We are interested in understanding the mechanism(s) that control transport of albumin across the endothelial cell membrane. This transport process is important because
albumin maintains the vascular integrity and also involved in the transport of many physiological ligands into the cell. We have purified a 60 kDa protein (gp60) from endothelial cell
membrane that can bind albumin. Using antibodies raised against gp60, we cross-linked gp60 on the endothelial cells to activate gp60 which increased transport of albumin and other fluid
phase macromolecules in endothelial cells. Moreover, gp60 is associated with caveolin, a main structural component of caveolae. We are investigating the role of gp60 in caveolae-mediated
solute transport in vascular endothelial cells. Further, we are in the process of cloning gp60 to understand the physiological function of gp60 in vascular endothelial cells.
Another area of research interest is the molecular mechanism that regulates vascular inflammation. Proinflammatory mediators, such as thrombin, induce vascular
inflammation by activating specific receptors on the endothelial cell surface. Thrombin binds to and activates a seven transmembrane domain G protein-coupled receptor by cleaving
the receptor in the amino-terminal region. This activation causes cell retraction or cell rounding which increases the paracellular transport of macromolecules. The increased
macromolecules transport across the endothelial barrier leads to vascular tissue inflammation. Currently, we are investigating the signaling pathways in endothelial cells that

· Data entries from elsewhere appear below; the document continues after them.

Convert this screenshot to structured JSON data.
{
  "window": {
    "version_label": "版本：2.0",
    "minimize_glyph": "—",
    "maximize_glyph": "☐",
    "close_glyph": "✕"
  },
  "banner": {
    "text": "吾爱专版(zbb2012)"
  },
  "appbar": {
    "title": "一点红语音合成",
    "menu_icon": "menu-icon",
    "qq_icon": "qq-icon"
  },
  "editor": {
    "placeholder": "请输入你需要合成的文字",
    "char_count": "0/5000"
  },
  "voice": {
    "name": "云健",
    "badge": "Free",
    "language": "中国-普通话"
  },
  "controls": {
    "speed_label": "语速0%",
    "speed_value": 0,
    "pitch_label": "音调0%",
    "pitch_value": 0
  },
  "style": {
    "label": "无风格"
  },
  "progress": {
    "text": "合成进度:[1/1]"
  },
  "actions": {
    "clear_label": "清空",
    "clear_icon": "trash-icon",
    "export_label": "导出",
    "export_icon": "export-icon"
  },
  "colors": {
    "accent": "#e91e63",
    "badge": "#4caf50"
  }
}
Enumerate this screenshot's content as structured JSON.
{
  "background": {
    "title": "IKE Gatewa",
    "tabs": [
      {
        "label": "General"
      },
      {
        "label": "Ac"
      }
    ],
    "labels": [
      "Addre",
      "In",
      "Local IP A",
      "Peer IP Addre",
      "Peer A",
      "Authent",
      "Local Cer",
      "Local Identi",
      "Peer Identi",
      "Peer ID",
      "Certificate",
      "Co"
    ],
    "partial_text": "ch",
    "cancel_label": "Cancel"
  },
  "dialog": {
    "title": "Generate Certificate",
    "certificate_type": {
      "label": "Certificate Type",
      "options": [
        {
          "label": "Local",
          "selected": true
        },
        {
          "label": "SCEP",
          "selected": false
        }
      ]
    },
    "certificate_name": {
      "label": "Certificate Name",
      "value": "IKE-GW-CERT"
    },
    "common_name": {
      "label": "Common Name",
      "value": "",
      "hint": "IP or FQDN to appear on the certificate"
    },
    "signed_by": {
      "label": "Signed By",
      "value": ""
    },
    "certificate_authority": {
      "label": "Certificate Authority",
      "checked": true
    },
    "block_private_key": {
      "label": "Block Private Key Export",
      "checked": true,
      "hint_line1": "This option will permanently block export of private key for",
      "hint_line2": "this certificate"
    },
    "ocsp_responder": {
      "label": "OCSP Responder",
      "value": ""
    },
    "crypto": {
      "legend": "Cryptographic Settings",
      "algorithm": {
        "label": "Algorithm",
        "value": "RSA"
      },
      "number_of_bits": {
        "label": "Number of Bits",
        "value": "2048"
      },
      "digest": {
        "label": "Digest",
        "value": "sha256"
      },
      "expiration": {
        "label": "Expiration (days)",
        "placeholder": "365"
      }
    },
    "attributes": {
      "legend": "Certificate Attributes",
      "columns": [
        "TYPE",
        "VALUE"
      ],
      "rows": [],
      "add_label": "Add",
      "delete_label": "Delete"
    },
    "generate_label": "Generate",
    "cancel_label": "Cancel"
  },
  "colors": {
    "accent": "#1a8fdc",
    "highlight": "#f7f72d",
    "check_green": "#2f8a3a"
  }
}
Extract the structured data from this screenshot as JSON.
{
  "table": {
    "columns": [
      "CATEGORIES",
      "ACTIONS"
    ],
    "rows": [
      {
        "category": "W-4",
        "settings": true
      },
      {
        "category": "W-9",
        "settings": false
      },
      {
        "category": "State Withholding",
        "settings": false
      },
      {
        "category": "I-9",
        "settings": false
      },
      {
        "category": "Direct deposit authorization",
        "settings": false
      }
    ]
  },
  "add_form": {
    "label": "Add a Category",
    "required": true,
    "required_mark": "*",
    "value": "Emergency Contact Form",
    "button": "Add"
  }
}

are activated by thrombin receptor as well as the regulation of the receptor expression in endothelial cells.